- Going to Sabtang Island from Basco, we hopped on their faluas or U-shaped boats. This is a new experience for us since we are accustomed to riding on a lantsa (wooden-hulled passenger ships or ferry boats) when we go island hopping in the Philippines. We wouldn’t say it was a smooth ride, the waves were crashing against the ship and we were starting to think we might throw-up. But when we saw the locals’ ‘it’s-just-another-day-at-sea’ expression, we thought that, well, this may not be out of the ordinary for them. We safely arrived on the island and went on to see the famous stone houses in one of their villages.
- With the growing number of airlines that fly to Batanes now, more and more tourists are coming to this ‘nature’s playground.’ Our hope is that the province will not become too ‘commercialized’ and that Ipulas like us will honor and respect the simple and slow living of the Ivatans.

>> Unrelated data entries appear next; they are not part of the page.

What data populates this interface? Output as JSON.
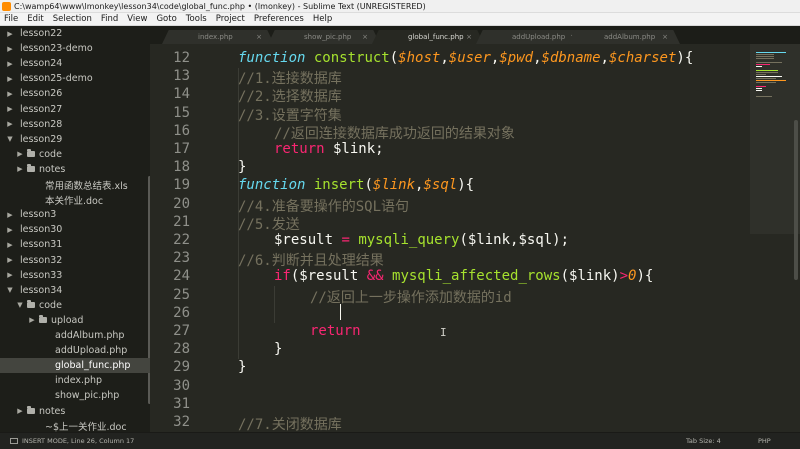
{
  "window": {
    "title": "C:\\wamp64\\www\\lmonkey\\lesson34\\code\\global_func.php • (lmonkey) - Sublime Text (UNREGISTERED)"
  },
  "menu": [
    "File",
    "Edit",
    "Selection",
    "Find",
    "View",
    "Goto",
    "Tools",
    "Project",
    "Preferences",
    "Help"
  ],
  "sidebar": {
    "items": [
      {
        "label": "lesson22",
        "depth": 1,
        "type": "folder",
        "expanded": false
      },
      {
        "label": "lesson23-demo",
        "depth": 1,
        "type": "folder",
        "expanded": false
      },
      {
        "label": "lesson24",
        "depth": 1,
        "type": "folder",
        "expanded": false
      },
      {
        "label": "lesson25-demo",
        "depth": 1,
        "type": "folder",
        "expanded": false
      },
      {
        "label": "lesson26",
        "depth": 1,
        "type": "folder",
        "expanded": false
      },
      {
        "label": "lesson27",
        "depth": 1,
        "type": "folder",
        "expanded": false
      },
      {
        "label": "lesson28",
        "depth": 1,
        "type": "folder",
        "expanded": false
      },
      {
        "label": "lesson29",
        "depth": 1,
        "type": "folder",
        "expanded": true
      },
      {
        "label": "code",
        "depth": 2,
        "type": "folder",
        "expanded": false
      },
      {
        "label": "notes",
        "depth": 2,
        "type": "folder",
        "expanded": false
      },
      {
        "label": "常用函数总结表.xls",
        "depth": 2,
        "type": "file"
      },
      {
        "label": "本关作业.doc",
        "depth": 2,
        "type": "file"
      },
      {
        "label": "lesson3",
        "depth": 1,
        "type": "folder",
        "expanded": false
      },
      {
        "label": "lesson30",
        "depth": 1,
        "type": "folder",
        "expanded": false
      },
      {
        "label": "lesson31",
        "depth": 1,
        "type": "folder",
        "expanded": false
      },
      {
        "label": "lesson32",
        "depth": 1,
        "type": "folder",
        "expanded": false
      },
      {
        "label": "lesson33",
        "depth": 1,
        "type": "folder",
        "expanded": false
      },
      {
        "label": "lesson34",
        "depth": 1,
        "type": "folder",
        "expanded": true
      },
      {
        "label": "code",
        "depth": 2,
        "type": "folder",
        "expanded": true
      },
      {
        "label": "upload",
        "depth": 3,
        "type": "folder",
        "expanded": false
      },
      {
        "label": "addAlbum.php",
        "depth": 3,
        "type": "file"
      },
      {
        "label": "addUpload.php",
        "depth": 3,
        "type": "file"
      },
      {
        "label": "global_func.php",
        "depth": 3,
        "type": "file",
        "active": true
      },
      {
        "label": "index.php",
        "depth": 3,
        "type": "file"
      },
      {
        "label": "show_pic.php",
        "depth": 3,
        "type": "file"
      },
      {
        "label": "notes",
        "depth": 2,
        "type": "folder",
        "expanded": false
      },
      {
        "label": "~$上一关作业.doc",
        "depth": 2,
        "type": "file"
      }
    ]
  },
  "tabs": [
    {
      "label": "index.php",
      "active": false
    },
    {
      "label": "show_pic.php",
      "active": false
    },
    {
      "label": "global_func.php",
      "active": true
    },
    {
      "label": "addUpload.php",
      "active": false
    },
    {
      "label": "addAlbum.php",
      "active": false
    }
  ],
  "editor": {
    "cursor": {
      "line": 26,
      "column": 17
    },
    "lines": [
      {
        "n": "12",
        "tokens": [
          [
            "",
            "\t"
          ],
          [
            "kw",
            "function"
          ],
          [
            "",
            " "
          ],
          [
            "fn",
            "construct"
          ],
          [
            "",
            "("
          ],
          [
            "param",
            "$host"
          ],
          [
            "",
            ","
          ],
          [
            "param",
            "$user"
          ],
          [
            "",
            ","
          ],
          [
            "param",
            "$pwd"
          ],
          [
            "",
            ","
          ],
          [
            "param",
            "$dbname"
          ],
          [
            "",
            ","
          ],
          [
            "param",
            "$charset"
          ],
          [
            "",
            "){"
          ]
        ]
      },
      {
        "n": "13",
        "tokens": [
          [
            "",
            "\t"
          ],
          [
            "cm",
            "//1.连接数据库"
          ]
        ]
      },
      {
        "n": "14",
        "tokens": [
          [
            "",
            "\t"
          ],
          [
            "cm",
            "//2.选择数据库"
          ]
        ]
      },
      {
        "n": "15",
        "tokens": [
          [
            "",
            "\t"
          ],
          [
            "cm",
            "//3.设置字符集"
          ]
        ]
      },
      {
        "n": "16",
        "tokens": [
          [
            "",
            "\t\t"
          ],
          [
            "cm",
            "//返回连接数据库成功返回的结果对象"
          ]
        ]
      },
      {
        "n": "17",
        "tokens": [
          [
            "",
            "\t\t"
          ],
          [
            "ctrl",
            "return"
          ],
          [
            "",
            " $link;"
          ]
        ]
      },
      {
        "n": "18",
        "tokens": [
          [
            "",
            "\t}"
          ]
        ]
      },
      {
        "n": "19",
        "tokens": [
          [
            "",
            "\t"
          ],
          [
            "kw",
            "function"
          ],
          [
            "",
            " "
          ],
          [
            "fn",
            "insert"
          ],
          [
            "",
            "("
          ],
          [
            "param",
            "$link"
          ],
          [
            "",
            ","
          ],
          [
            "param",
            "$sql"
          ],
          [
            "",
            "){"
          ]
        ]
      },
      {
        "n": "20",
        "tokens": [
          [
            "",
            "\t"
          ],
          [
            "cm",
            "//4.准备要操作的SQL语句"
          ]
        ]
      },
      {
        "n": "21",
        "tokens": [
          [
            "",
            "\t"
          ],
          [
            "cm",
            "//5.发送"
          ]
        ]
      },
      {
        "n": "22",
        "tokens": [
          [
            "",
            "\t\t$result "
          ],
          [
            "ctrl",
            "="
          ],
          [
            "",
            " "
          ],
          [
            "fn",
            "mysqli_query"
          ],
          [
            "",
            "($link,$sql);"
          ]
        ]
      },
      {
        "n": "23",
        "tokens": [
          [
            "",
            "\t"
          ],
          [
            "cm",
            "//6.判断并且处理结果"
          ]
        ]
      },
      {
        "n": "24",
        "tokens": [
          [
            "",
            "\t\t"
          ],
          [
            "ctrl",
            "if"
          ],
          [
            "",
            "($result "
          ],
          [
            "ctrl",
            "&&"
          ],
          [
            "",
            " "
          ],
          [
            "fn",
            "mysqli_affected_rows"
          ],
          [
            "",
            "($link)"
          ],
          [
            "ctrl",
            ">"
          ],
          [
            "param",
            "0"
          ],
          [
            "",
            "){"
          ]
        ]
      },
      {
        "n": "25",
        "tokens": [
          [
            "",
            "\t\t\t"
          ],
          [
            "cm",
            "//返回上一步操作添加数据的id"
          ]
        ]
      },
      {
        "n": "26",
        "tokens": [
          [
            "",
            "\t\t\t"
          ]
        ]
      },
      {
        "n": "27",
        "tokens": [
          [
            "",
            "\t\t\t"
          ],
          [
            "ctrl",
            "return"
          ]
        ]
      },
      {
        "n": "28",
        "tokens": [
          [
            "",
            "\t\t}"
          ]
        ]
      },
      {
        "n": "29",
        "tokens": [
          [
            "",
            "\t}"
          ]
        ]
      },
      {
        "n": "30",
        "tokens": []
      },
      {
        "n": "31",
        "tokens": []
      },
      {
        "n": "32",
        "tokens": [
          [
            "",
            "\t"
          ],
          [
            "cm",
            "//7.关闭数据库"
          ]
        ]
      }
    ]
  },
  "statusbar": {
    "mode": "INSERT MODE, Line 26, Column 17",
    "tab_size": "Tab Size: 4",
    "syntax": "PHP"
  },
  "colors": {
    "background": "#272822",
    "sidebar": "#1d1e19",
    "keyword": "#66d9ef",
    "function": "#a6e22e",
    "parameter": "#fd971f",
    "comment": "#75715e",
    "operator": "#f92672"
  }
}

The quickest way to Batanes is via a flight from Manila to Basco Airport (IATA: BSO). As of this posting, due to COVID-19 restrictions, the province is still closed to tourists.
Blogger Exchange is The Weekend Dispatch’s platform that will feature stories from other bloggers, travelers and every one else in between. All the photos used in this post are courtesy of Mark and Abigail Plaza.
Abi is half of the duo behind Mark x Abi, a very influential millennial parenting blog. The other is Mark, my good friend from university.
She is a parenting advocate, lifestyle content creator, digital marketer and the CEOs of Serioso Chili Garlic and Nowly Social Media Consulting.